For some of us, these two little words can be scarier than anything Stephen King could bring to life. Oh, I don’t mean we fear developing mental illness ourselves. Noooooo, we fear those who have it.  Fear might be too strong of a word, but most of us are certainly are uncomfortable.

You tell someone you have heart disease, diabetes or even cancer and that is immediately accepted. No questions asked; no fear in their eyes. You’re told, “I’m sorry to hear that. How are you doing? Do you need anything?” Or maybe you just receive a generic nod of the head and an uninspired ‘oh’.  These physical diseases are accepted and freely talked about so why aren’t mental health issues? Why is that taboo?

I have a young nursing student friend who recently was diagnosed with a mental illness. She had a nervous breakdown or ‘psychotic episode’ one day and immediately took herself to the emergency room. Her brain had reached the limits of stress, overload and pain it would endure. Her brain said, “enough!”  

She came to see me about a week later. She was wondering why, even though she was taking her medication as prescribed, she was still having problems cognitively (memory retention and concentration).  When I asked my Guys (Guardian Angels) about this, they said she had received a wound to her brain and it needed to be treated with the same care you would give to a wound you could see.  They went on to say it might take up to six months before her brain injury healed and functioned in the manner it did prior to the injury.  

Stress, genetics, biology and psychological trauma are all causes of mental illness. They can also cause physical illness. Interesting, huh? As you’ve read in the case of Connie, these mental traumas can mimic physical diseases. If your mind mimics the disease for too long, the disease will become real. The body has a way of saying what the mind cannot. Are you listening to yours?

Let’s not underestimate the value of healing your brain, whether it’s by conventional methods such as a professionally trained counselor or non-conventional methods such as IET, Body Talk or even Reiki. Healing trauma within your mind can have resounding effects on your physical body and psyche. 

Connie gave me permission to tell her story, even though she’s scared she’ll be judged. She has a strong desire to bring awareness and to educate others about this. It does not need to be awkward or avoided. In truth, mental illness is so common. Did you know eating disorders, PTSD, autism, anxiety, suicide (yes, suicide) and depression (to name a few) are ALL mental illnesses? When you look at it that way, who HASN’T been touched (pun intended) by this?

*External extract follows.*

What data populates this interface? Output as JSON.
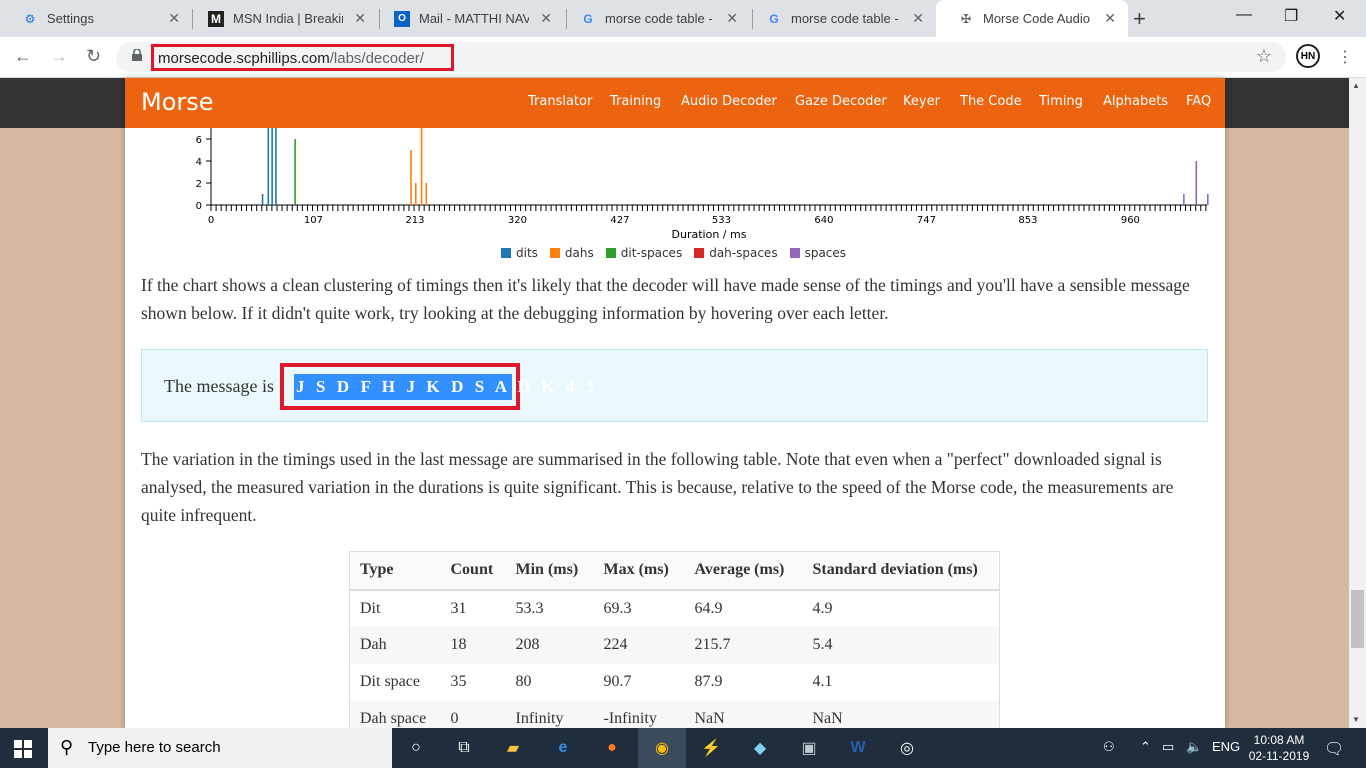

Connie’s hope is that we can reduce or eliminate the stigma surround mental illness. She’d like to get rid of the demeaning comments, the discrimination and even the harassment. Sometimes this is subtle, like people avoiding eye contact once you tell them your diagnosis. Sometimes it’s not so subtle and the words and body language used can be cruel.

Imagine this: On the job you certainly wouldn’t say, “You have high blood pressure so you could stroke out at any moment. We’d better not put you in a stressful situation” but that’s one type of implied discrimination mental illness receives.  Remember, as with anything physical, if a mental disease is properly treated there is no concern of someone ‘going postal’ because of it.

The following statement is from one our local radio stations and it’s so appropriate: “Normal? Isn’t that a setting on a washing machine? Who wants to be normal?!?”   

After doing research for this blog, I’m wondering who IS normal? With all the stress, the workloads and the overwhelming need to be constantly being plugged in, mental illness could just become a little less crazy and a lot more normal.